The UK government has defended its decision to invest $1.15bn in a massive gas scheme in Mozambique.
Responding to a legal challenge at the High Court, the government’s lawyer said:
“Revenue from this project is the only means of lifting millions out of poverty”.
The money for a liquified natural gas plant and offshore pipeline was approved by the Treasury and the government’s export credit agency, UK Export Finance (UKEF), in July 2020.
Six months later, the government announced it would stop public investments in overseas fossil fuel projects.
Friends of the Earth is seeking a judicial review of the Mozambique finance.
It argued yesterday that ministers approved the project believing it would reduce greenhouse gas emissions and was compatible with the Paris climate agreement. But this conclusion was based on a flawed assessment of the climate impacts, the organisation said, and without any reference to global carbon budgets.
Sir James Eadie QC, for the international trade secretary and president for the board of trade, said funding for the LNG project was the only source of foreign money that would enable Mozambique to “put in place the basics to harness its huge capacity for renewables” and defend against the effects of climate change.

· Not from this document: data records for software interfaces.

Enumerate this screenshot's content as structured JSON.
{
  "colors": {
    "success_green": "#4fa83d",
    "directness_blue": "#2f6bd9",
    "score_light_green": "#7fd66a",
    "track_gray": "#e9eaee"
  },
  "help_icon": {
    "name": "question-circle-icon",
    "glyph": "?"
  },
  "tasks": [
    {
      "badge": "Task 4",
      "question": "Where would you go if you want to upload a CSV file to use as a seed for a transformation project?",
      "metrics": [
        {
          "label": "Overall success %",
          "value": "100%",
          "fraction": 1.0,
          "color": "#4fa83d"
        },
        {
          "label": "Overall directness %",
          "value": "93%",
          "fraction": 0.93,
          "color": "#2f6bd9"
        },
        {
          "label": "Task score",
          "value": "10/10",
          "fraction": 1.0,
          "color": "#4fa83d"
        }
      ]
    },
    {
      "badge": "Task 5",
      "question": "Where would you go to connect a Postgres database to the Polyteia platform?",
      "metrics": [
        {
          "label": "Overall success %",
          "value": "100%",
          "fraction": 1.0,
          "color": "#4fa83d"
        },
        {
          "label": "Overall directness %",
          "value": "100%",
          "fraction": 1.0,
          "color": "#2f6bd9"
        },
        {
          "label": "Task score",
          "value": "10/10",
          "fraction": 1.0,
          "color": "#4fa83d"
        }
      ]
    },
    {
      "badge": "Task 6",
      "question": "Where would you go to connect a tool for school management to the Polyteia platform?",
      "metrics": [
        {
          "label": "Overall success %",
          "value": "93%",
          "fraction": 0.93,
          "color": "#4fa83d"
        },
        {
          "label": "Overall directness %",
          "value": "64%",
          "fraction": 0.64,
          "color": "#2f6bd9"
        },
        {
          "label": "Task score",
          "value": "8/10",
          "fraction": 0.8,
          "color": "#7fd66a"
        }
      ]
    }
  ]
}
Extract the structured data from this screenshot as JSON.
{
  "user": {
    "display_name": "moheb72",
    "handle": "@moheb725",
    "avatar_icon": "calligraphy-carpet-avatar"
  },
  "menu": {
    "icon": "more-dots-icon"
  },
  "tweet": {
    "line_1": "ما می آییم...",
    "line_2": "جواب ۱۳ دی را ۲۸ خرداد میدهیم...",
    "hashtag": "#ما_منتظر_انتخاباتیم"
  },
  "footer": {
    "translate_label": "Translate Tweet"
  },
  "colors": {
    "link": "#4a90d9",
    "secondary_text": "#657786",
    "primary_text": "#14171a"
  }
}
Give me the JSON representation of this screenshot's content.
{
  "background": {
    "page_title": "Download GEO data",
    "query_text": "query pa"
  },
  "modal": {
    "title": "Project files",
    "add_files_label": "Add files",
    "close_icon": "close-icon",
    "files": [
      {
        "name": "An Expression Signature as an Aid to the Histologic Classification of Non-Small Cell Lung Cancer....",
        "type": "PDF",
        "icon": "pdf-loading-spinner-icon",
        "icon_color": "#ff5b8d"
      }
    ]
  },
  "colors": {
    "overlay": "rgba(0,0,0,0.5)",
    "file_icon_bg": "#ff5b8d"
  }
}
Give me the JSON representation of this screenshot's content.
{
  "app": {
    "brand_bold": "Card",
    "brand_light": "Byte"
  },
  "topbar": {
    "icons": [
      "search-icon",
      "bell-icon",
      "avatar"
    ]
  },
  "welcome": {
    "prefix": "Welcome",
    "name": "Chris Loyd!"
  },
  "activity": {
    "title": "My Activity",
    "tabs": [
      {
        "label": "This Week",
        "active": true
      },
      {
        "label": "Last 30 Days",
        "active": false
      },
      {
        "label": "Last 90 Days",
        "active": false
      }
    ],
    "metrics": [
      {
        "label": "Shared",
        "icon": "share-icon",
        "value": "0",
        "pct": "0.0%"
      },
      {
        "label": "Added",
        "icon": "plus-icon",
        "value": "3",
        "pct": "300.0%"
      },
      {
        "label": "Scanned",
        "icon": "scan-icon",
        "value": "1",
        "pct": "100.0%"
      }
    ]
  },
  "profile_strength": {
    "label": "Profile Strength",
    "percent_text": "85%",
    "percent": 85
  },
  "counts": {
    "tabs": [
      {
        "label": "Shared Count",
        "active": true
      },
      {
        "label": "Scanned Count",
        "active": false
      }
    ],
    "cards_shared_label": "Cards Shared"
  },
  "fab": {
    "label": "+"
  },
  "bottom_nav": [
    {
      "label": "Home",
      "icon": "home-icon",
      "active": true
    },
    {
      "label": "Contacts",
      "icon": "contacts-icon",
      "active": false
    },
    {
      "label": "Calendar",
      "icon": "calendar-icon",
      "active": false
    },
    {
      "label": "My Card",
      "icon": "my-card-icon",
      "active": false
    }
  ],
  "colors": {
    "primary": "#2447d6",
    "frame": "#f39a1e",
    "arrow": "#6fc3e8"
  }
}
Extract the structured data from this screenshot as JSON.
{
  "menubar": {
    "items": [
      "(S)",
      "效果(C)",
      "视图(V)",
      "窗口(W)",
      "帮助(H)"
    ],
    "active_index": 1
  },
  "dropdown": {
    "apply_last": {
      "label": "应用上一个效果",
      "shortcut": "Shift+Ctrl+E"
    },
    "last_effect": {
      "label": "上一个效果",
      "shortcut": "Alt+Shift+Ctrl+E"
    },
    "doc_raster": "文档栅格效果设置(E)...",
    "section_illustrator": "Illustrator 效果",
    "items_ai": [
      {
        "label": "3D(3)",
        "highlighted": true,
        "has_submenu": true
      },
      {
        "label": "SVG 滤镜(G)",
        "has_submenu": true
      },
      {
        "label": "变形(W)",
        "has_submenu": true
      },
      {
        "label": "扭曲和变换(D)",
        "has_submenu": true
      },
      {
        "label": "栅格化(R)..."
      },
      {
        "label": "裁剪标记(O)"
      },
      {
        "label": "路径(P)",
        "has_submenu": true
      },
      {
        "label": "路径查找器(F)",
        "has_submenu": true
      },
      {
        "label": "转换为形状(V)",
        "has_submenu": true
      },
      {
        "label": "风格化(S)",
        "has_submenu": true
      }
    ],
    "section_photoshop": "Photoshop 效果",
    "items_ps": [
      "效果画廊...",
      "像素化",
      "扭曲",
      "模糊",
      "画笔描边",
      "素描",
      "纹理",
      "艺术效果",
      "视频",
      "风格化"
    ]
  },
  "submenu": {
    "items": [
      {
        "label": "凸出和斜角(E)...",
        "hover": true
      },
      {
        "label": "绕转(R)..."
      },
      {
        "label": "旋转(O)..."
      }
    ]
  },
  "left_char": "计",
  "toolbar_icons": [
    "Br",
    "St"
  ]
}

He said:
“In the real world, in order to lift millions of out of poverty and develop infrastructure that is necessary for the electricity grid, very significant quantities of foreign investment are needed.”
He said the project, headed by Total, would go ahead even if UKEF withdrew its funding:
“The true consequence of the UK not financing the project would be that there would be no effect on the emissions, UK business would not be supported in the way it could be and the potential would be lost to influence Mozambique and assist Mozambique in the future.”
Sir James told the court UKEF had considered the climate impacts of the project and had weighed the “obvious and inevitable” emissions against other considerations.
Friends of the Earth had argued that the UK government could not use public finance in a way that undermined the goals of the Paris Agreement. Its barrister, Jessica Simor QC, said the LNG project had a “high risk” of locking Mozambique into fossil fuels and creating stranded assets.
But Sir James said the Paris Agreement did not preclude developed countries from providing finance to countries like Mozambique.
It recognised that developing countries may have longer transition periods to low carbon economies and their emissions levels may take longer to fall.
The Paris Agreement was a “high level aspirational declaration”, he said, that had not been incorporated into UK domestic law and did not contain “clear and specific obligations”.
The case continues tomorrow when the government will complete its arguments. Judgement is expected to be reserved
- At a separate court hearing, three campaigners argued that the Oil & Gas Authority’s strategy to “secure the maximum value of economic recoverably petroleum” from the North Sea was in conflict with its other responsibility to help the UK to meet its target of net zero emissions by 2050. They said the OGA failed to take into account public subsidies and decommissioning refunds paid to oil and gas companies when assessing economic recovery. This meant that hydrocarbon extraction was not economic for the UK, they said, and encouraged the extraction of more oil and gas, causing additional greenhouse gas emissions. Judgement was reserved.